Extracted data entries »

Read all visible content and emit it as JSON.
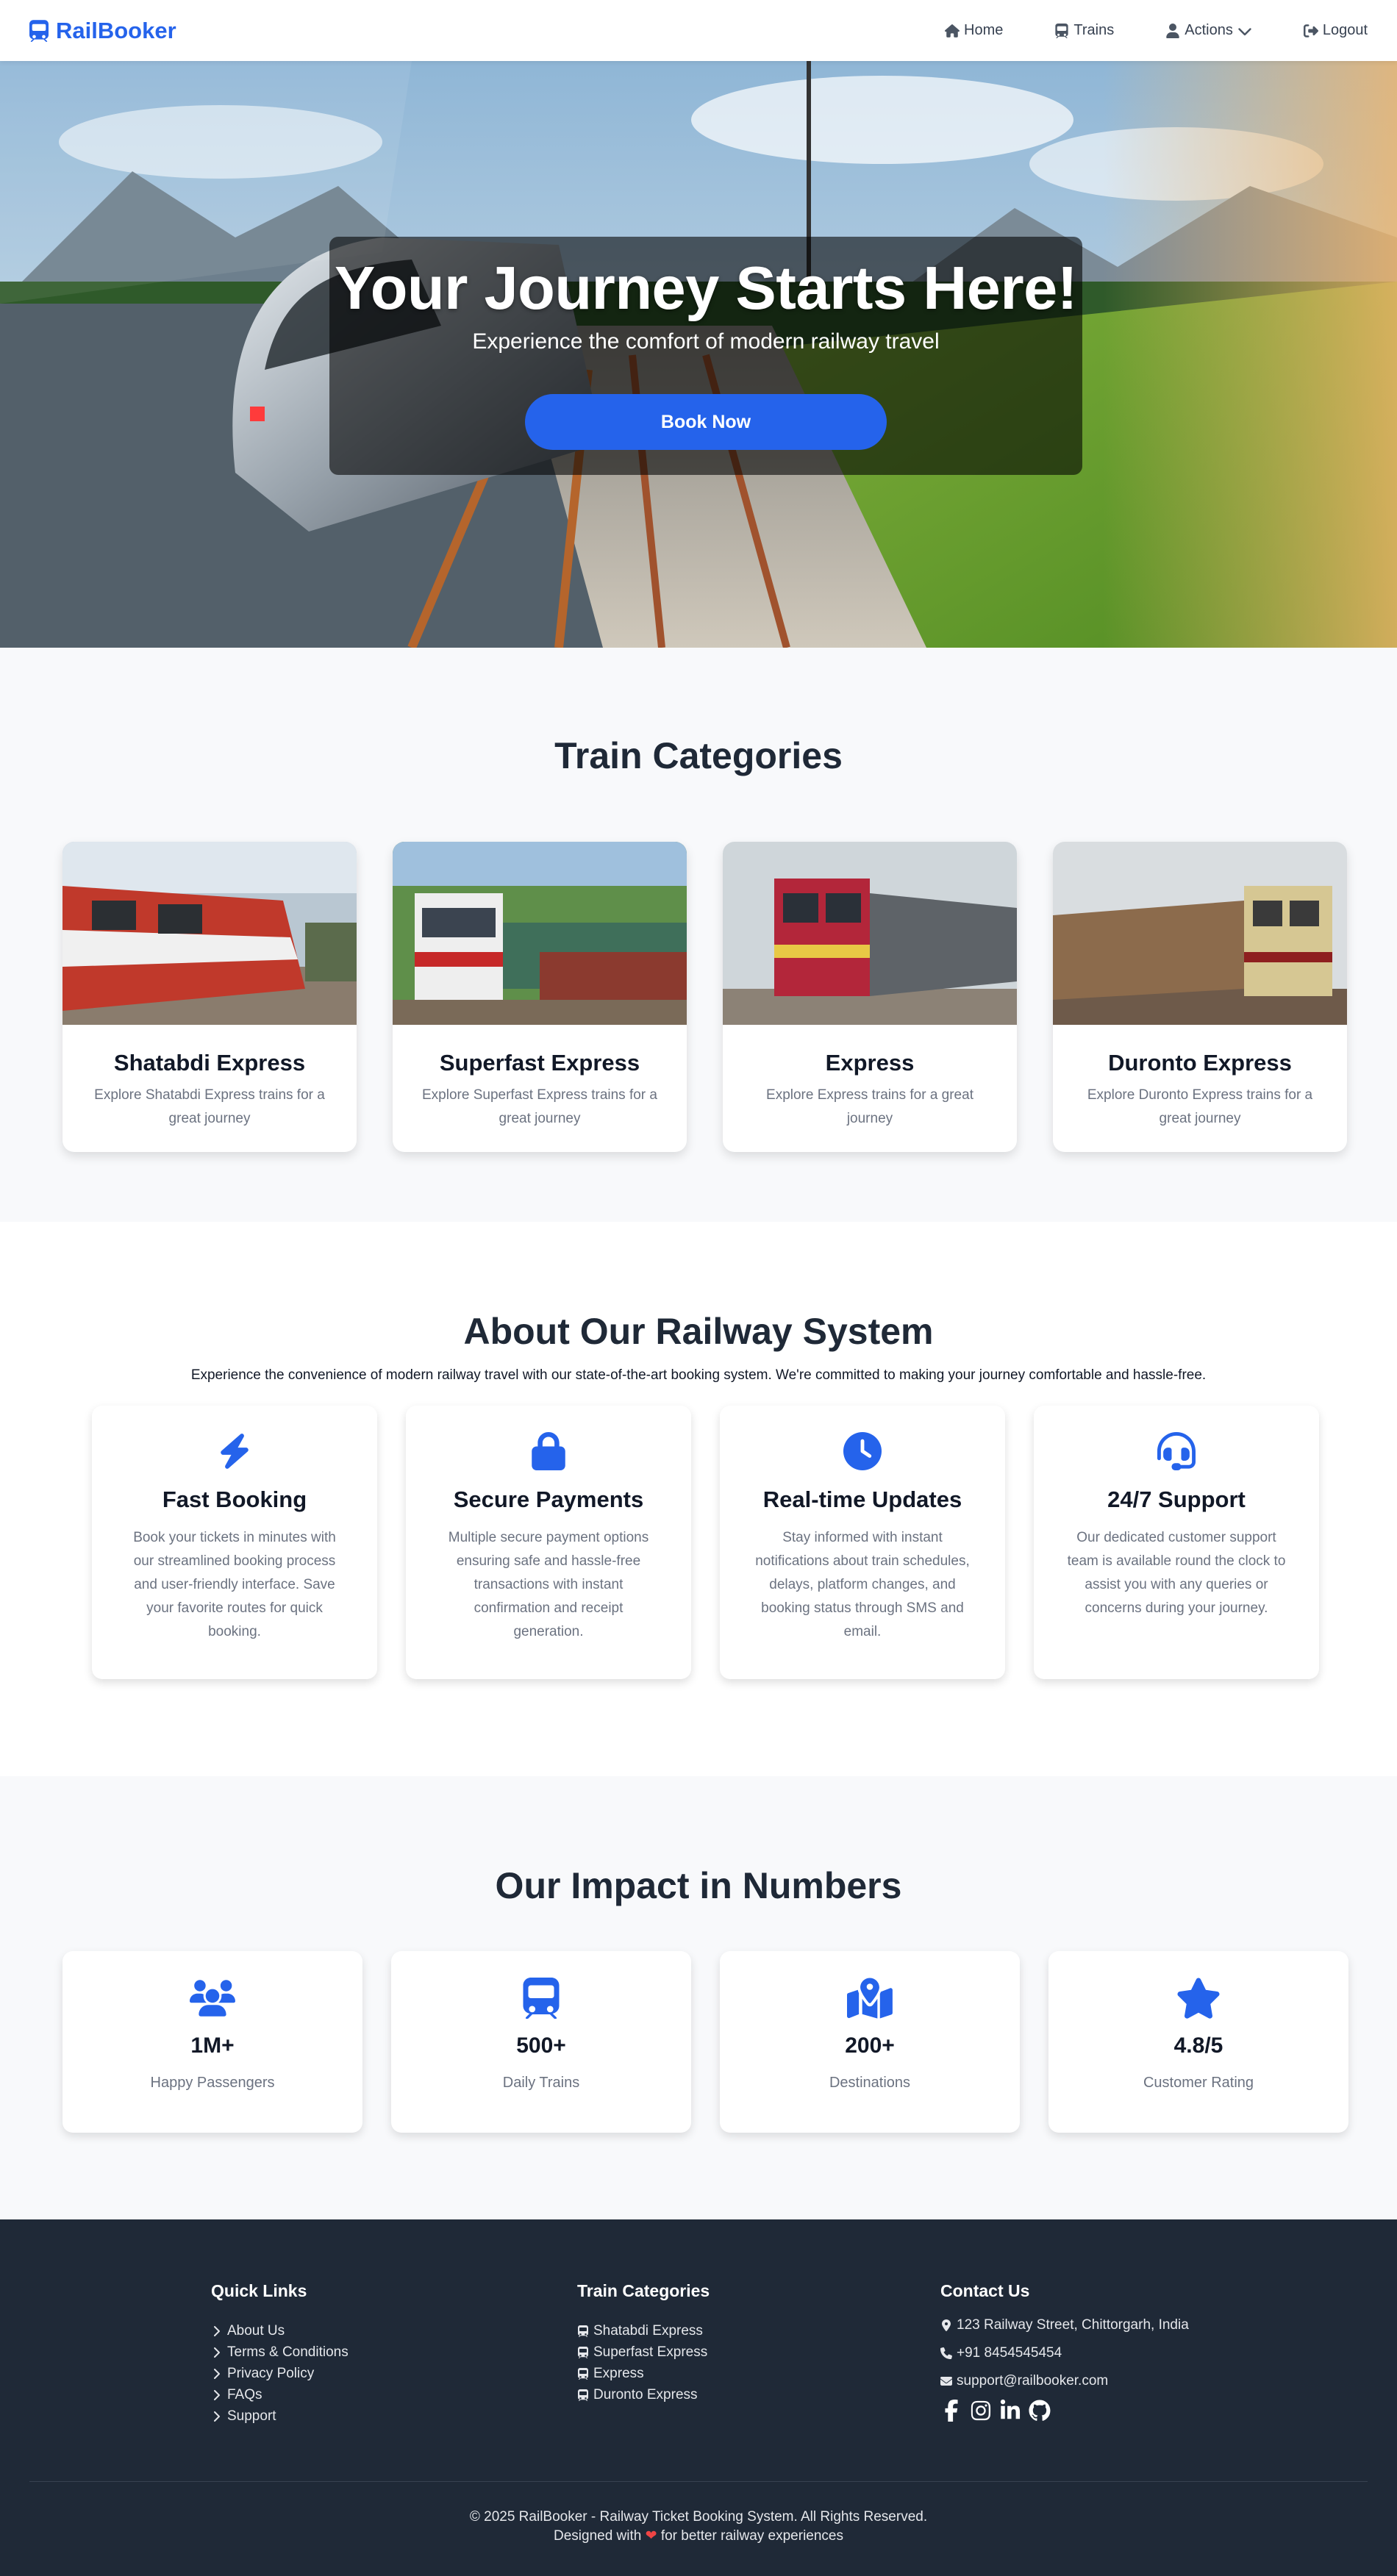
{
  "brand": {
    "name": "RailBooker"
  },
  "nav": {
    "home": "Home",
    "trains": "Trains",
    "actions": "Actions",
    "logout": "Logout"
  },
  "hero": {
    "title": "Your Journey Starts Here!",
    "subtitle": "Experience the comfort of modern railway travel",
    "button": "Book Now"
  },
  "categories": {
    "title": "Train Categories",
    "items": [
      {
        "name": "Shatabdi Express",
        "desc": "Explore Shatabdi Express trains for a great journey"
      },
      {
        "name": "Superfast Express",
        "desc": "Explore Superfast Express trains for a great journey"
      },
      {
        "name": "Express",
        "desc": "Explore Express trains for a great journey"
      },
      {
        "name": "Duronto Express",
        "desc": "Explore Duronto Express trains for a great journey"
      }
    ]
  },
  "about": {
    "title": "About Our Railway System",
    "text": "Experience the convenience of modern railway travel with our state-of-the-art booking system. We're committed to making your journey comfortable and hassle-free.",
    "features": [
      {
        "icon": "bolt-icon",
        "title": "Fast Booking",
        "desc": "Book your tickets in minutes with our streamlined booking process and user-friendly interface. Save your favorite routes for quick booking."
      },
      {
        "icon": "lock-icon",
        "title": "Secure Payments",
        "desc": "Multiple secure payment options ensuring safe and hassle-free transactions with instant confirmation and receipt generation."
      },
      {
        "icon": "clock-icon",
        "title": "Real-time Updates",
        "desc": "Stay informed with instant notifications about train schedules, delays, platform changes, and booking status through SMS and email."
      },
      {
        "icon": "headset-icon",
        "title": "24/7 Support",
        "desc": "Our dedicated customer support team is available round the clock to assist you with any queries or concerns during your journey."
      }
    ]
  },
  "impact": {
    "title": "Our Impact in Numbers",
    "stats": [
      {
        "icon": "users-icon",
        "value": "1M+",
        "label": "Happy Passengers"
      },
      {
        "icon": "train-icon",
        "value": "500+",
        "label": "Daily Trains"
      },
      {
        "icon": "map-location-icon",
        "value": "200+",
        "label": "Destinations"
      },
      {
        "icon": "star-icon",
        "value": "4.8/5",
        "label": "Customer Rating"
      }
    ]
  },
  "footer": {
    "quick_links": {
      "title": "Quick Links",
      "items": [
        "About Us",
        "Terms & Conditions",
        "Privacy Policy",
        "FAQs",
        "Support"
      ]
    },
    "train_categories": {
      "title": "Train Categories",
      "items": [
        "Shatabdi Express",
        "Superfast Express",
        "Express",
        "Duronto Express"
      ]
    },
    "contact": {
      "title": "Contact Us",
      "address": "123 Railway Street, Chittorgarh, India",
      "phone": "+91 8454545454",
      "email": "support@railbooker.com"
    },
    "social": [
      "facebook-icon",
      "instagram-icon",
      "linkedin-icon",
      "github-icon"
    ],
    "copyright": "© 2025 RailBooker - Railway Ticket Booking System. All Rights Reserved.",
    "designed_prefix": "Designed with",
    "designed_suffix": "for better railway experiences"
  },
  "colors": {
    "accent": "#2563eb",
    "footer_bg": "#1f2937",
    "section_alt_bg": "#f8f9fb"
  }
}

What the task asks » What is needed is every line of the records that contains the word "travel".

Output below »
    "subtitle": "Experience the comfort of modern railway travel",
    "text": "Experience the convenience of modern railway travel with our state-of-the-art booking system. We're committed to making your journey comfortable and hassle-free.",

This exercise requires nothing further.